How To Prepare For Surgery To Heal Faster
When facing surgery, a person often begins to wonder how to prepare for surgery to heal faster afterwards. While individual people heal at different rates, and some preexisting conditions can cause people to heal very slowly, there are some things that can be done to help prepare the body to function optimally in hopes of healing quickly after a surgical procedure.
- Assess the current diet and nutrition intake to make sure that it is providing optimal nutrition and energy (calories) for the person's body and energy expenditure prior to surgery. The diet should include a variety of fruits and vegetables, consumed daily, as well as dairy or other form of vitamin D and calcium. Adequate protein intake should also be assessed and sufficient carbohydrates as well. If necessary, consult with a registered dietician or nutritionist to assess the overall quality of the current diet. Nutrition plays a large role in how well the body functions, including how fast the body can heal. While excellent nutrition will not provide super-human healing powers, it can allow the body to heal at a slightly faster and more efficient rate.

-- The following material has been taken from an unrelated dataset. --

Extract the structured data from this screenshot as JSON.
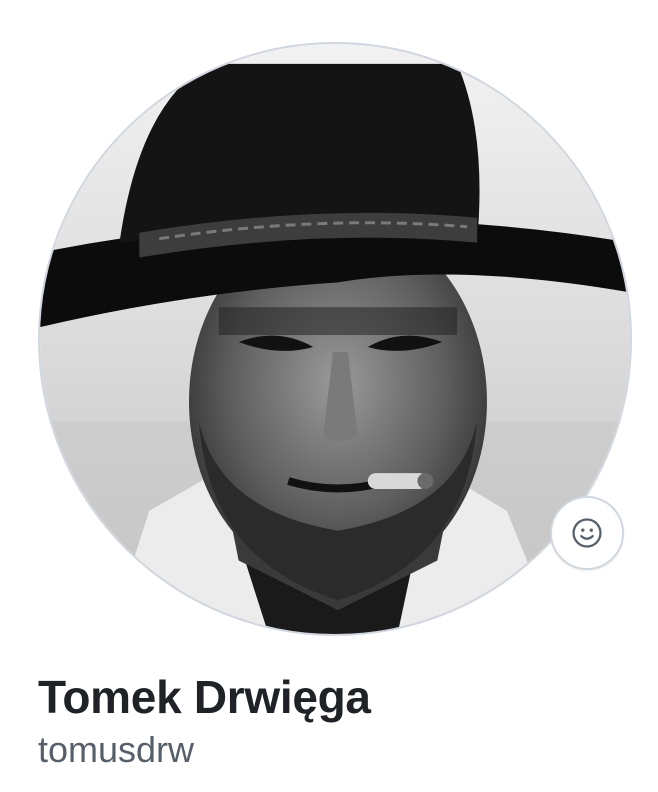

- Engage in regular exercise to keep the body running optimally, which will assist in the healing process following surgery. The healthier the body is prior to surgery, the more successful the surgery is likely to be, and the faster the surgery recipient is likely to recover. By engaging in regular exercise, including cardiovascular exercises for improved heart rate, blood pressure, blood circulation, and lung capacity, and weight training to keep muscles strong and support the skeletal structure in the body, the surgery recipient will be setting himself up for success when it comes time to recover following surgery. If this is not something that is currently possible, for example, due to a physical condition causing the need for the surgery, then this step will obviously have to be neglected. If physical activity is not a problem prior to surgery, but the surgery recipient is not currently engaged in a regular workout program, the sooner he gets active the better.
- Adjust the sleep schedule to allow six to eight hours each night and waking up between six a.m. and seven a.m. each day, even on weekends. Sleep is often overlooked when it comes to the body's ability to heal or heal faster, but it is a vital aspect of the healing process. Bodies need sleep to recover, and the sooner a set sleep schedule is put in place the better. Continuing the sleep schedule on weekends will help ensure that it is easy to maintain. A good rule of thumb is, if an alarm clock is needed to wake up "on time," then the sleep schedule is not accurate. Adjust the length of time sleep occurs, and the bedtime, to help create a sleep schedule that allows the surgery recipient to wake up at the right times each day.
- Talk to the surgeon to learn what to expect after the surgery. Not all surgeries are created equal, and not all people are either. Some may heal in two or three weeks following a surgical procedure, while another person may need two to three months to recover from the same surgical procedure. Knowing what to expect, and having the approximate recovery times, will help prepare for the surgery and help prepare to heal and recover afterwards.